This is makore, also known as African cherry. Even unfinished, its chocolate-brown surface with swirling grain patterns is captivating.

Tribble has stacked this and dozens of other veneers in his rural McDowell County studio, which sits next to the home where the Florida native and his wife, Carol, have lived since the mid-’90s. Soon, he will use the makore on one of his handmade furniture pieces. But it’s not until the final coat of varnish is applied that the intrinsic beauty of the surface is fully revealed. “Just wait,” Tribble says, sliding the sheets onto a shelf. “As soon as the finish goes on, the whole thing will come alive.”

Like a master painter knows color theory, Tribble knows the intricacies of working with veneers. “Every one of these pieces is different,” he says. “The challenge is how you use it.” Guided by his computer-generated drawings, he cuts and arranges hundreds of pieces into patterns. Some are geometric abstracts with bold, black lines contrasted by blocks dyed brilliant red, green, and purple. Others are influenced by traditional Celtic and Appalachian designs: An inlaid endless knot curves around the edge of one small table; a cascading star in brown, red, and gold veneers bursts across the top of another.

When he completes the design, he adheres it to a piece of his hand-built furniture, which could be a small side table, a dining room set, or an architectural door.

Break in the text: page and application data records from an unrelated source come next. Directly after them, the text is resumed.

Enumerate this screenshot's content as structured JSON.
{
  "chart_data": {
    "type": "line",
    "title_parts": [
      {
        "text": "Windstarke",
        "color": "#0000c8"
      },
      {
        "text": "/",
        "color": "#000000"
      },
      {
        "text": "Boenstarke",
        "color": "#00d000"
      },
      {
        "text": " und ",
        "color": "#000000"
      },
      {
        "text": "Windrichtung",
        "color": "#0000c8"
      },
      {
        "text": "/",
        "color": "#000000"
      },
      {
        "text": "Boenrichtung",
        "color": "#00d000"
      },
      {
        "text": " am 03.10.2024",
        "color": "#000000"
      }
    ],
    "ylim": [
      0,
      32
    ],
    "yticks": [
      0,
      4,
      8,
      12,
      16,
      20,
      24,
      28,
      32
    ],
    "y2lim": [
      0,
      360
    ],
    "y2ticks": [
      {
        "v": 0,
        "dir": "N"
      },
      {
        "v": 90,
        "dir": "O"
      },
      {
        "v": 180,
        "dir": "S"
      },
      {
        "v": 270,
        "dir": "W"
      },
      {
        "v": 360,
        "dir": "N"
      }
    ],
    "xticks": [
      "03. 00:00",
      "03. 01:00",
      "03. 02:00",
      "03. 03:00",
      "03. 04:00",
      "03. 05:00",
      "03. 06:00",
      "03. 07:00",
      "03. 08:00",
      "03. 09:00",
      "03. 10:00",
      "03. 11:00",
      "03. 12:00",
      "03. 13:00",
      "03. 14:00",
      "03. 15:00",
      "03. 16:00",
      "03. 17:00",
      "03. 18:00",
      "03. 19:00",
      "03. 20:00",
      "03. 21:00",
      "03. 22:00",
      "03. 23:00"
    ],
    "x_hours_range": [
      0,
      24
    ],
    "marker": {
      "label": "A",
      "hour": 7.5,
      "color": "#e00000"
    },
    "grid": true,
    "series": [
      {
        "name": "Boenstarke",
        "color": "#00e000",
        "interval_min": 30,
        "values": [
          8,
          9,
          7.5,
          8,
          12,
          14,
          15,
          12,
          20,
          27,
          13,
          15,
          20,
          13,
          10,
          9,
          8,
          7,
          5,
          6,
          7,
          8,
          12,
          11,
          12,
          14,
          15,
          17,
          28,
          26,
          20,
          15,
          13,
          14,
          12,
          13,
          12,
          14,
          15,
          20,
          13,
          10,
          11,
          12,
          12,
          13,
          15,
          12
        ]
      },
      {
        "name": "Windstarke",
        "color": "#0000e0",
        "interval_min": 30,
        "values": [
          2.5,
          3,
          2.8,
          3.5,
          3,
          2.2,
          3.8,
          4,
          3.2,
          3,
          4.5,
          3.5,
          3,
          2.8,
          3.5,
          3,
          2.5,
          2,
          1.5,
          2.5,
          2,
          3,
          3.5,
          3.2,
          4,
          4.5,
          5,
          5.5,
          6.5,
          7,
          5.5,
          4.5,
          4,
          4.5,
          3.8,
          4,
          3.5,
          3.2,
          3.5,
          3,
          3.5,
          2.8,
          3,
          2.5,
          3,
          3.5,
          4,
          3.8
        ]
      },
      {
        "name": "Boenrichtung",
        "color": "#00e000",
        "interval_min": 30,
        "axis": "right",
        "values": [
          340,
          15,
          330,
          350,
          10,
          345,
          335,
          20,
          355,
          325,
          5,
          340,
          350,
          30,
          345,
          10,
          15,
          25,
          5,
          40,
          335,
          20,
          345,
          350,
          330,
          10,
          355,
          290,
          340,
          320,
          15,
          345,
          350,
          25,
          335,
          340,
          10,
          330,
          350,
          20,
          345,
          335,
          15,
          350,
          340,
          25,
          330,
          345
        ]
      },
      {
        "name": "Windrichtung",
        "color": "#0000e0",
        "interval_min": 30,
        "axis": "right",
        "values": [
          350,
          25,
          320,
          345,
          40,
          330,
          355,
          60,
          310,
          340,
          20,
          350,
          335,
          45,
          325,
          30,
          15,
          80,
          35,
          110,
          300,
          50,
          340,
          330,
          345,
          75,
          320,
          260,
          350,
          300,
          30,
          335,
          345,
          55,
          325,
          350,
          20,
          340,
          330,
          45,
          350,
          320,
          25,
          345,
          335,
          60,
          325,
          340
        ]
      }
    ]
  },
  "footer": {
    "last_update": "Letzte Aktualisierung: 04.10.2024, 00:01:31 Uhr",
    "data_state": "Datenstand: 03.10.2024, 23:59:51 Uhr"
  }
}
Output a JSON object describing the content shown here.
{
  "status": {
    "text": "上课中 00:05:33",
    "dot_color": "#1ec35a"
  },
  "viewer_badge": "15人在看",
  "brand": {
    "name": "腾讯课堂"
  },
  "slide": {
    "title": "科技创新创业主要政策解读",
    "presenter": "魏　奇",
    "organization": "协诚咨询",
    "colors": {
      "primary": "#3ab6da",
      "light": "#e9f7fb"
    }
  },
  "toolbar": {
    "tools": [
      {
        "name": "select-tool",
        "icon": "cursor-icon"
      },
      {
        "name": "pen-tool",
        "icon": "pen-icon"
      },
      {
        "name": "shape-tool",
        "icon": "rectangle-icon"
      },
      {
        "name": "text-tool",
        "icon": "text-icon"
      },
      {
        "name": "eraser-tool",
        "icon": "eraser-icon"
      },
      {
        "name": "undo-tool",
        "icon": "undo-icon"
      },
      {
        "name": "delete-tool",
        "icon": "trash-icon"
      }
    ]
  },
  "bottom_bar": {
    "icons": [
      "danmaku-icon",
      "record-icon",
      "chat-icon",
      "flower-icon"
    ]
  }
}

Depending on its size and complexity, a piece can take months to finish, even for Tribble, who has spent the last 20 years teaching himself the craft and perfecting his technique.

And he still loves it when he finishes a piece, revealing the wood’s final color and character. “You never know what this stuff is going to look like when you’re building it,” he says. “And that’s part of the fun.”
—Angie Newsome